Collection Care blog

24 November 2016

Applications of Image Processing Software to Archival Material

Images of archival material are useful to both conservators for monitoring changes, and to researchers for detailed analysis and permanent access to collection items. Image processing allows historical documents and other collection items to be studied without the risk of damage to the primary source. The increase in digitisation projects is generating large volumes of image files that can be processed to enhance the understanding of our collections without physically handling fragile material.

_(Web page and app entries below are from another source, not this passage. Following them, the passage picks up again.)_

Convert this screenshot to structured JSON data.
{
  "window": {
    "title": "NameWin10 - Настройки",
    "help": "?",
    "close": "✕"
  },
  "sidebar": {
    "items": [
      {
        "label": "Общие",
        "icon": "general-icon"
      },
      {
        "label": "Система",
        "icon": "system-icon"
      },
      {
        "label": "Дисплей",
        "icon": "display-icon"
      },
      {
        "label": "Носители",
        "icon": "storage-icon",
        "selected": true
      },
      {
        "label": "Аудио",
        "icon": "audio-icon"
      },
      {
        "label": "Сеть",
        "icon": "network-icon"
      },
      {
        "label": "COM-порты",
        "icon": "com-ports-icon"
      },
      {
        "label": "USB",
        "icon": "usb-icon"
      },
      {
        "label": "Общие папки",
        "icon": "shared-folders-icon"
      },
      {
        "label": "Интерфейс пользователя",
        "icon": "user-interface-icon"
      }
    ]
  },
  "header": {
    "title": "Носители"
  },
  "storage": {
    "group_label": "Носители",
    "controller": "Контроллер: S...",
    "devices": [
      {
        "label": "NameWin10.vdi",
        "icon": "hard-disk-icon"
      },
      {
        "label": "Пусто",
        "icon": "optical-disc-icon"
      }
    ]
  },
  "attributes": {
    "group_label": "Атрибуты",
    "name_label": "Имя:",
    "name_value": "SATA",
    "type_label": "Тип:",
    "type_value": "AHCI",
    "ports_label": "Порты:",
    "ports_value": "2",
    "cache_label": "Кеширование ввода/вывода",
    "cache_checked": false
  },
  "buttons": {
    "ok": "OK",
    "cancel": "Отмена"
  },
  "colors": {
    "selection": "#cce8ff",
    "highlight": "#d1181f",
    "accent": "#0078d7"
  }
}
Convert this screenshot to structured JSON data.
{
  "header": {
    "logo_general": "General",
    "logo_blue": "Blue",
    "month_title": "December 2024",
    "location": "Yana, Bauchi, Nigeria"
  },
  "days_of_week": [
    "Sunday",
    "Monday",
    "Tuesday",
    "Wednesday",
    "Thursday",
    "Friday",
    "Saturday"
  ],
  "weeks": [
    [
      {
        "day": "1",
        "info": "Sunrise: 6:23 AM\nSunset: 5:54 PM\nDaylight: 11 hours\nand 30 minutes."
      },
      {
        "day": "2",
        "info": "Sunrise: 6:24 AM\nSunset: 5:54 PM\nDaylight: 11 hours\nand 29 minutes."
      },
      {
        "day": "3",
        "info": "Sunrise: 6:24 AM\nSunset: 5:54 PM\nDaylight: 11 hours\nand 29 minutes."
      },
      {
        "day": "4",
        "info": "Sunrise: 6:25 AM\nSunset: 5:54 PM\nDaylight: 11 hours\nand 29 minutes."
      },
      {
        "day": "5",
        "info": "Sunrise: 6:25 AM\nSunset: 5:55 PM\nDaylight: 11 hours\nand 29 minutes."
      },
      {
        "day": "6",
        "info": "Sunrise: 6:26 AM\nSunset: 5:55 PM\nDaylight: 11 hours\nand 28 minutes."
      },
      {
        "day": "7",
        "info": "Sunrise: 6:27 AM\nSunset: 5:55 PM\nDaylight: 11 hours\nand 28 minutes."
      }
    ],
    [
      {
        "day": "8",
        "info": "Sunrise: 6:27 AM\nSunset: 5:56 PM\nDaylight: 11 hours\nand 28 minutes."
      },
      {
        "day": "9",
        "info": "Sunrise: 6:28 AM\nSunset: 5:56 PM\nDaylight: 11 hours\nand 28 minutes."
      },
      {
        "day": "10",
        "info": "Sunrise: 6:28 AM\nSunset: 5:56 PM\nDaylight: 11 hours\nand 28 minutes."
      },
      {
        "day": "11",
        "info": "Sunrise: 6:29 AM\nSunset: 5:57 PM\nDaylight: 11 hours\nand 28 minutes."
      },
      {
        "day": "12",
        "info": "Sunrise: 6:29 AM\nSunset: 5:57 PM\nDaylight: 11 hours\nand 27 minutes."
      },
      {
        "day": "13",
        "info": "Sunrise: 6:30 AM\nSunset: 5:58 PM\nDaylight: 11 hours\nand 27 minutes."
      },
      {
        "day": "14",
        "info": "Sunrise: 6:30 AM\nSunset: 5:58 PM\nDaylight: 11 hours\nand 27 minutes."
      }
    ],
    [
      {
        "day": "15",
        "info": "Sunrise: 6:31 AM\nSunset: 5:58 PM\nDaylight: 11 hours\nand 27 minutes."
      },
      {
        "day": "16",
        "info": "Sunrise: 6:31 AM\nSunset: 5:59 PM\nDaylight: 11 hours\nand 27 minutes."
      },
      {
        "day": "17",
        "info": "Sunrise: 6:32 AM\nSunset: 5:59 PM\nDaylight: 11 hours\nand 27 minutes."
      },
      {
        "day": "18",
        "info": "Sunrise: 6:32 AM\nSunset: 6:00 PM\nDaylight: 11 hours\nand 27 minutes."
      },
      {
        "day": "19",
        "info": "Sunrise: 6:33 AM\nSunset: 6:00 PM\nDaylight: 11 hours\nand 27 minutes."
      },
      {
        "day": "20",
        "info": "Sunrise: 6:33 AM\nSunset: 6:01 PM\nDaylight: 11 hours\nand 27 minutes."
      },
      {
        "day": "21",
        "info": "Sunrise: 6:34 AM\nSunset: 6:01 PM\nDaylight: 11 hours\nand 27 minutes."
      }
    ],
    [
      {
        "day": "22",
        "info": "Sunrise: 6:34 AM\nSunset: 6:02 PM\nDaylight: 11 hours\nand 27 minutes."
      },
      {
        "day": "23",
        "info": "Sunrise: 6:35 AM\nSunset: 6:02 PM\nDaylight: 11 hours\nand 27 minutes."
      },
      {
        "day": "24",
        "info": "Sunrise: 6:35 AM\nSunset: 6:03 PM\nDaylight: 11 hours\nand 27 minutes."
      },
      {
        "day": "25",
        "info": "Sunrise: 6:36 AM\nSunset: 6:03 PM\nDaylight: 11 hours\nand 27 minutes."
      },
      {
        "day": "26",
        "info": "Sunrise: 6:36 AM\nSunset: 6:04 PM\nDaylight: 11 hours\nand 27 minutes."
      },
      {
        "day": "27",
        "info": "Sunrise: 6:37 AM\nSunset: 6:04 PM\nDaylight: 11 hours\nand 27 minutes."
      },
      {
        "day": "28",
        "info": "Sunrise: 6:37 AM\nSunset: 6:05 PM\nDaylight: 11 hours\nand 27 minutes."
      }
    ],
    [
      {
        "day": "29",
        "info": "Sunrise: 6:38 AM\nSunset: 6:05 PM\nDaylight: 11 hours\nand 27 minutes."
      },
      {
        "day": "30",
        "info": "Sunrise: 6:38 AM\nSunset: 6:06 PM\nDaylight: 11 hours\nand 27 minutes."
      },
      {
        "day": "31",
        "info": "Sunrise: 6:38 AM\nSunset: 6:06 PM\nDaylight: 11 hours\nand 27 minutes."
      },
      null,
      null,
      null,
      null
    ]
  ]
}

ImageJ is a powerful public domain Java-based image processing package. The nature of open source software allows for the constant update and availability of new plugins and recordable macros designed for specific tasks. ImageJ’s built-in editor and a Java compiler allow for the development of custom acquisition, analysis and processing plugins. In April 2013 I presented a poster at the ICOM Graphics Documents Working Group Interim Meeting in Vienna, outlining the applications of image processing software to archival material . The full poster can be downloaded as a PDF here.


While several improvements have been made to the functionality of ImageJ since 2013, I hope this poster provides useful information to those less familiar with image processing techniques.

ImageJ was originally designed for the purpose of medical imaging by the National Institutes for Health by Wayne Rasband, but has since found applications in many fields. It can be run on any computer with a Java 5 or later virtual machine, as an online applet or as a downloadable application (Microsoft Windows, Mac OS, Mac OSX, Linux, Sharp Zaurus PDA). ImageJ offers features similar to commercially available image processing software packages such as brightness/contrast adjustment, frequency domain filtering, binarisation and particle analysis.

Christina Duffy